INPUT RECORDS below:
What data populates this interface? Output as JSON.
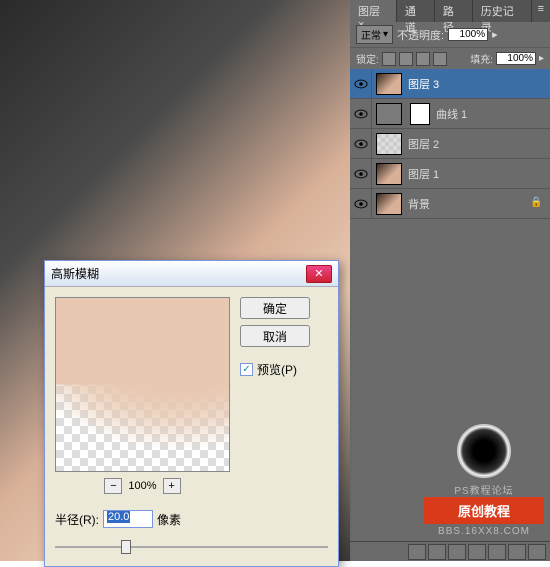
{
  "panel": {
    "tabs": [
      "图层",
      "通道",
      "路径",
      "历史记录"
    ],
    "active_tab": 0,
    "blend_mode": "正常",
    "opacity_label": "不透明度:",
    "opacity_value": "100%",
    "lock_label": "锁定:",
    "fill_label": "填充:",
    "fill_value": "100%"
  },
  "layers": [
    {
      "name": "图层 3",
      "type": "photo",
      "selected": true,
      "visible": true
    },
    {
      "name": "曲线 1",
      "type": "curves",
      "mask": true,
      "selected": false,
      "visible": true
    },
    {
      "name": "图层 2",
      "type": "checker",
      "selected": false,
      "visible": true
    },
    {
      "name": "图层 1",
      "type": "photo",
      "selected": false,
      "visible": true
    },
    {
      "name": "背景",
      "type": "photo",
      "locked": true,
      "selected": false,
      "visible": true
    }
  ],
  "dialog": {
    "title": "高斯模糊",
    "ok": "确定",
    "cancel": "取消",
    "preview_label": "预览(P)",
    "preview_checked": true,
    "zoom": "100%",
    "radius_label": "半径(R):",
    "radius_value": "20.0",
    "radius_unit": "像素"
  },
  "watermark": {
    "badge": "原创教程",
    "line1": "PS教程论坛",
    "line2": "BBS.16XX8.COM"
  }
}
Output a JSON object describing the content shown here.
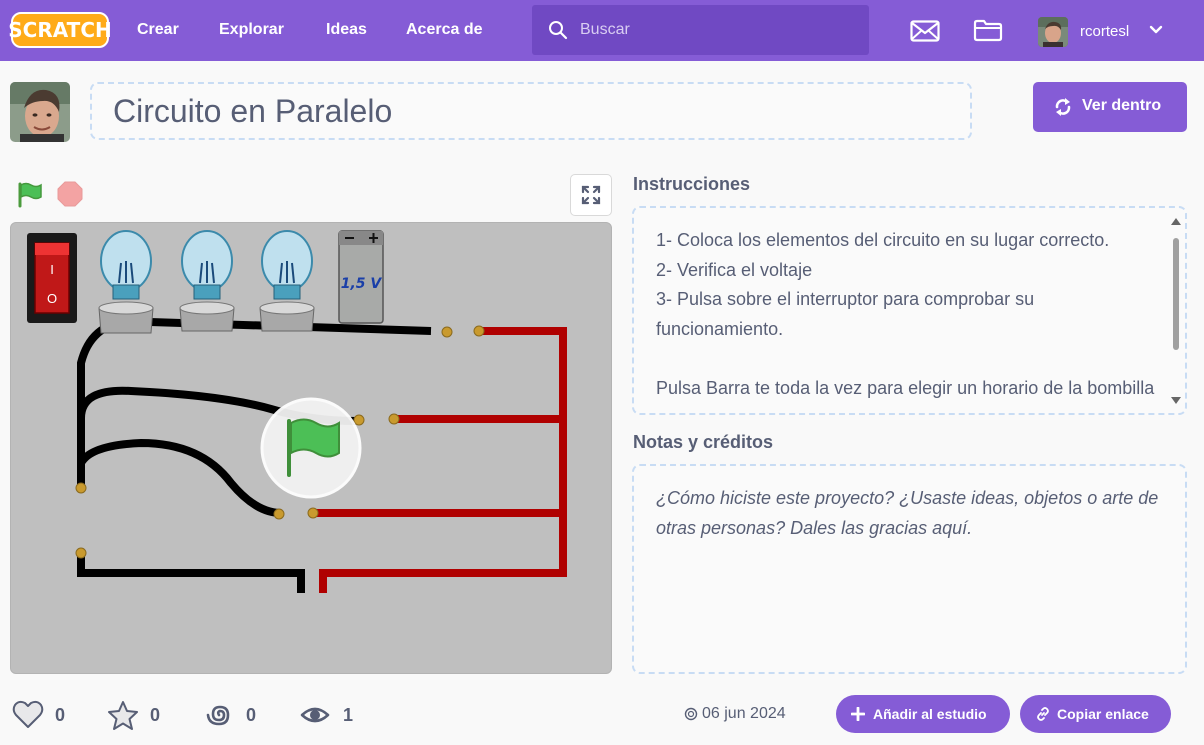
{
  "navbar": {
    "logo": "SCRATCH",
    "links": [
      "Crear",
      "Explorar",
      "Ideas",
      "Acerca de"
    ],
    "search_placeholder": "Buscar",
    "username": "rcortesl"
  },
  "project": {
    "title": "Circuito en Paralelo",
    "see_inside_label": "Ver dentro"
  },
  "stage": {
    "battery_label": "1,5 V",
    "switch_on": "I",
    "switch_off": "O"
  },
  "instructions": {
    "heading": "Instrucciones",
    "text": "1- Coloca los elementos del circuito en su lugar correcto.\n2- Verifica el voltaje\n3- Pulsa sobre el interruptor para comprobar su funcionamiento.\n\nPulsa Barra te toda la vez para elegir un horario de la bombilla"
  },
  "notes": {
    "heading": "Notas y créditos",
    "placeholder": "¿Cómo hiciste este proyecto? ¿Usaste ideas, objetos o arte de otras personas? Dales las gracias aquí."
  },
  "stats": {
    "loves": "0",
    "favorites": "0",
    "remixes": "0",
    "views": "1"
  },
  "footer": {
    "date": "06 jun 2024",
    "add_studio_label": "Añadir al estudio",
    "copy_link_label": "Copiar enlace"
  },
  "colors": {
    "brand": "#855cd6",
    "brand_dark": "#7049c3",
    "text": "#575e75",
    "wire_red": "#b00000",
    "wire_black": "#000000",
    "stage_bg": "#bfbfbf"
  }
}
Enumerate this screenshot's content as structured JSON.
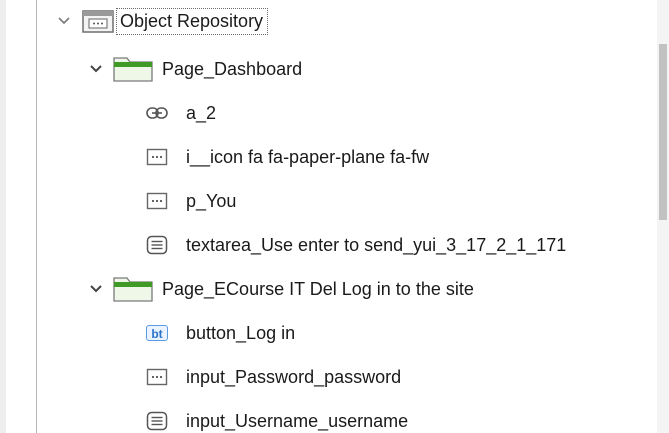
{
  "tree": {
    "root": {
      "label": "Object Repository",
      "icon": "repository-icon"
    },
    "folders": [
      {
        "label": "Page_Dashboard",
        "icon": "folder-icon",
        "items": [
          {
            "label": "a_2",
            "icon": "link-icon"
          },
          {
            "label": "i__icon fa fa-paper-plane fa-fw",
            "icon": "element-icon"
          },
          {
            "label": "p_You",
            "icon": "element-icon"
          },
          {
            "label": "textarea_Use enter to send_yui_3_17_2_1_171",
            "icon": "textarea-icon"
          }
        ]
      },
      {
        "label": "Page_ECourse IT Del Log in to the site",
        "icon": "folder-icon",
        "items": [
          {
            "label": "button_Log in",
            "icon": "button-icon",
            "badge": "bt"
          },
          {
            "label": "input_Password_password",
            "icon": "element-icon"
          },
          {
            "label": "input_Username_username",
            "icon": "textarea-icon"
          }
        ]
      }
    ]
  },
  "colors": {
    "folder_tab": "#3f9a26",
    "folder_body": "#eef7e8",
    "badge_blue": "#2b74c9",
    "text": "#1a1a1a"
  }
}
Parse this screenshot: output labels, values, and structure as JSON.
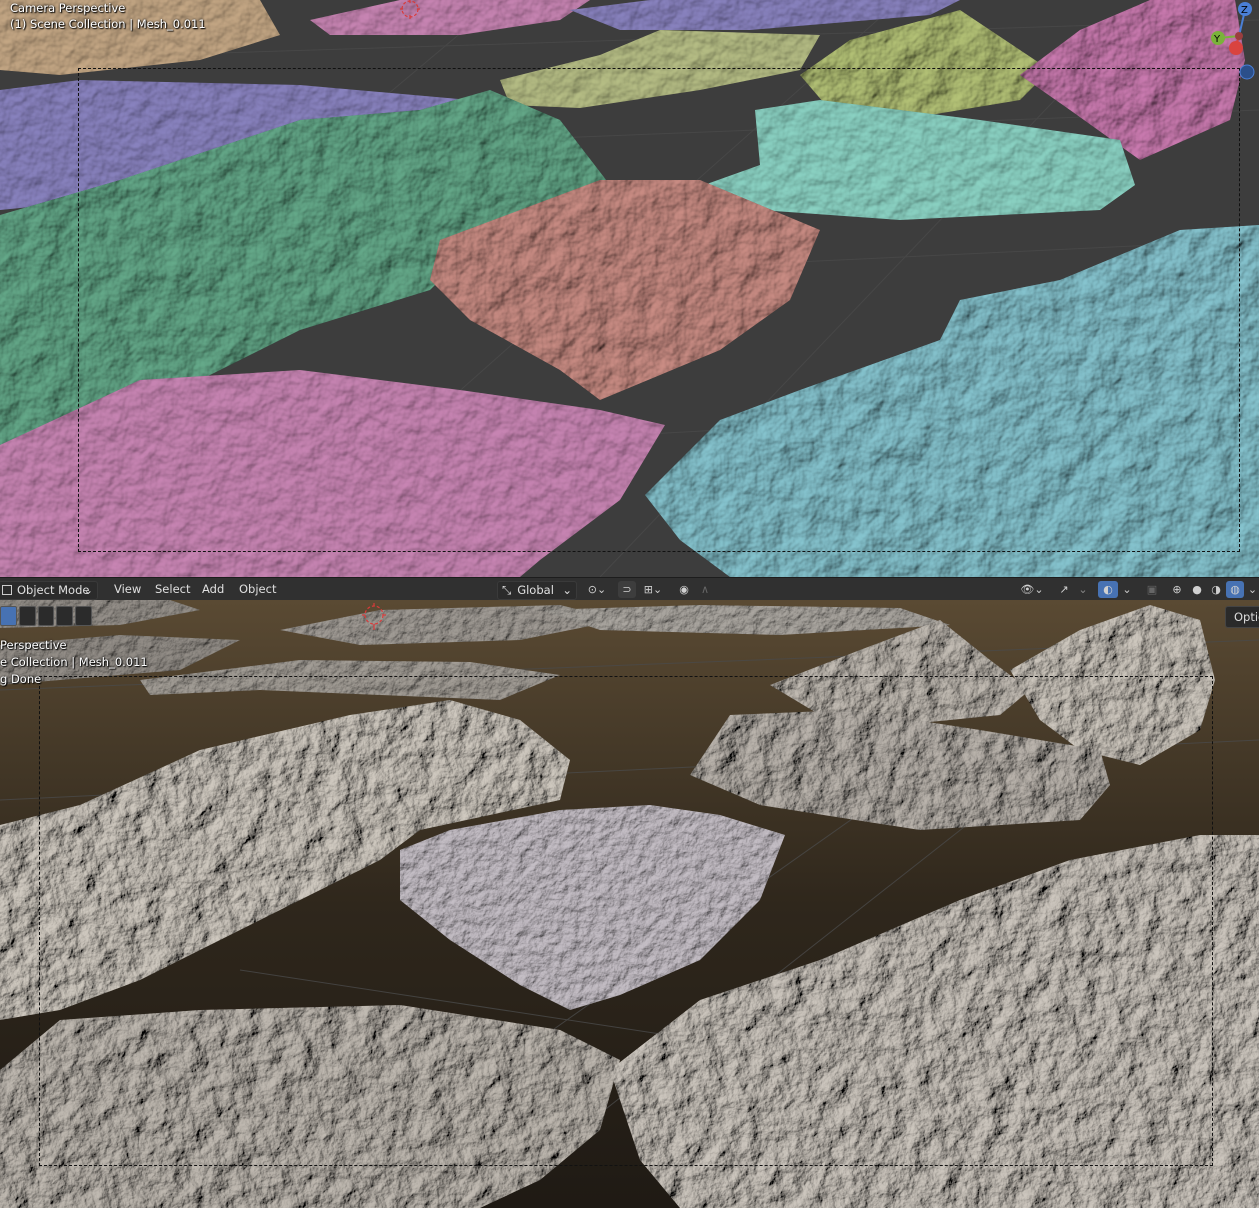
{
  "top_viewport": {
    "title": "Camera Perspective",
    "collection_line": "(1) Scene Collection | Mesh_0.011"
  },
  "header": {
    "mode_label": "Object Mode",
    "menus": [
      "View",
      "Select",
      "Add",
      "Object"
    ],
    "orientation_label": "Global"
  },
  "bottom_viewport": {
    "title_partial": "Perspective",
    "collection_partial": "e Collection | Mesh_0.011",
    "status_partial": "g Done",
    "options_label": "Optic"
  },
  "gizmo": {
    "z_label": "Z",
    "y_label": "Y"
  },
  "colors": {
    "viewport_bg": "#3d3d3d",
    "header_bg": "#303030",
    "accent": "#4772b3",
    "mesh_green": "#5b9a7d",
    "mesh_pink": "#b87aa5",
    "mesh_salmon": "#b88078",
    "mesh_cyan": "#7ab3bd",
    "mesh_purple": "#7e78b0",
    "mesh_olive": "#a7ae7a"
  }
}
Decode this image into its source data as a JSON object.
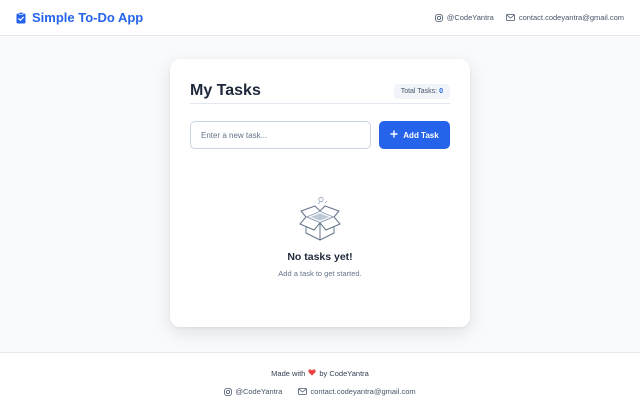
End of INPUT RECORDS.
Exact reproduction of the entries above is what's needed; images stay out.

> **RESPONSE TO THE TASK**
What data populates this interface? Output as JSON.
{
  "panel": {
    "tabs": [
      "图层",
      "通道",
      "路径",
      "历史记录"
    ],
    "active_tab": 0,
    "blend_mode": "正常",
    "opacity_label": "不透明度:",
    "opacity_value": "100%",
    "lock_label": "锁定:",
    "fill_label": "填充:",
    "fill_value": "100%"
  },
  "layers": [
    {
      "name": "图层 3",
      "type": "photo",
      "selected": true,
      "visible": true
    },
    {
      "name": "曲线 1",
      "type": "curves",
      "mask": true,
      "selected": false,
      "visible": true
    },
    {
      "name": "图层 2",
      "type": "checker",
      "selected": false,
      "visible": true
    },
    {
      "name": "图层 1",
      "type": "photo",
      "selected": false,
      "visible": true
    },
    {
      "name": "背景",
      "type": "photo",
      "locked": true,
      "selected": false,
      "visible": true
    }
  ],
  "dialog": {
    "title": "高斯模糊",
    "ok": "确定",
    "cancel": "取消",
    "preview_label": "预览(P)",
    "preview_checked": true,
    "zoom": "100%",
    "radius_label": "半径(R):",
    "radius_value": "20.0",
    "radius_unit": "像素"
  },
  "watermark": {
    "badge": "原创教程",
    "line1": "PS教程论坛",
    "line2": "BBS.16XX8.COM"
  }
}
Output a JSON object describing the content shown here.
{
  "navbar": {
    "logo": "SCRATCH",
    "links": [
      "Crear",
      "Explorar",
      "Ideas",
      "Acerca de"
    ],
    "search_placeholder": "Buscar",
    "username": "rcortesl"
  },
  "project": {
    "title": "Circuito en Paralelo",
    "see_inside_label": "Ver dentro"
  },
  "stage": {
    "battery_label": "1,5 V",
    "switch_on": "I",
    "switch_off": "O"
  },
  "instructions": {
    "heading": "Instrucciones",
    "text": "1- Coloca los elementos del circuito en su lugar correcto.\n2- Verifica el voltaje\n3- Pulsa sobre el interruptor para comprobar su funcionamiento.\n\nPulsa Barra te toda la vez para elegir un horario de la bombilla"
  },
  "notes": {
    "heading": "Notas y créditos",
    "placeholder": "¿Cómo hiciste este proyecto? ¿Usaste ideas, objetos o arte de otras personas? Dales las gracias aquí."
  },
  "stats": {
    "loves": "0",
    "favorites": "0",
    "remixes": "0",
    "views": "1"
  },
  "footer": {
    "date": "06 jun 2024",
    "add_studio_label": "Añadir al estudio",
    "copy_link_label": "Copiar enlace"
  },
  "colors": {
    "brand": "#855cd6",
    "brand_dark": "#7049c3",
    "text": "#575e75",
    "wire_red": "#b00000",
    "wire_black": "#000000",
    "stage_bg": "#bfbfbf"
  }
}
Enumerate this screenshot's content as structured JSON.
{
  "tree": {
    "root": {
      "label": "Object Repository",
      "icon": "repository-icon"
    },
    "folders": [
      {
        "label": "Page_Dashboard",
        "icon": "folder-icon",
        "items": [
          {
            "label": "a_2",
            "icon": "link-icon"
          },
          {
            "label": "i__icon fa fa-paper-plane fa-fw",
            "icon": "element-icon"
          },
          {
            "label": "p_You",
            "icon": "element-icon"
          },
          {
            "label": "textarea_Use enter to send_yui_3_17_2_1_171",
            "icon": "textarea-icon"
          }
        ]
      },
      {
        "label": "Page_ECourse IT Del Log in to the site",
        "icon": "folder-icon",
        "items": [
          {
            "label": "button_Log in",
            "icon": "button-icon",
            "badge": "bt"
          },
          {
            "label": "input_Password_password",
            "icon": "element-icon"
          },
          {
            "label": "input_Username_username",
            "icon": "textarea-icon"
          }
        ]
      }
    ]
  },
  "colors": {
    "folder_tab": "#3f9a26",
    "folder_body": "#eef7e8",
    "badge_blue": "#2b74c9",
    "text": "#1a1a1a"
  }
}
Parse this screenshot: output labels, values, and structure as JSON.
{
  "top_viewport": {
    "title": "Camera Perspective",
    "collection_line": "(1) Scene Collection | Mesh_0.011"
  },
  "header": {
    "mode_label": "Object Mode",
    "menus": [
      "View",
      "Select",
      "Add",
      "Object"
    ],
    "orientation_label": "Global"
  },
  "bottom_viewport": {
    "title_partial": "Perspective",
    "collection_partial": "e Collection | Mesh_0.011",
    "status_partial": "g Done",
    "options_label": "Optic"
  },
  "gizmo": {
    "z_label": "Z",
    "y_label": "Y"
  },
  "colors": {
    "viewport_bg": "#3d3d3d",
    "header_bg": "#303030",
    "accent": "#4772b3",
    "mesh_green": "#5b9a7d",
    "mesh_pink": "#b87aa5",
    "mesh_salmon": "#b88078",
    "mesh_cyan": "#7ab3bd",
    "mesh_purple": "#7e78b0",
    "mesh_olive": "#a7ae7a"
  }
}
Decode this image into its source data as a JSON object.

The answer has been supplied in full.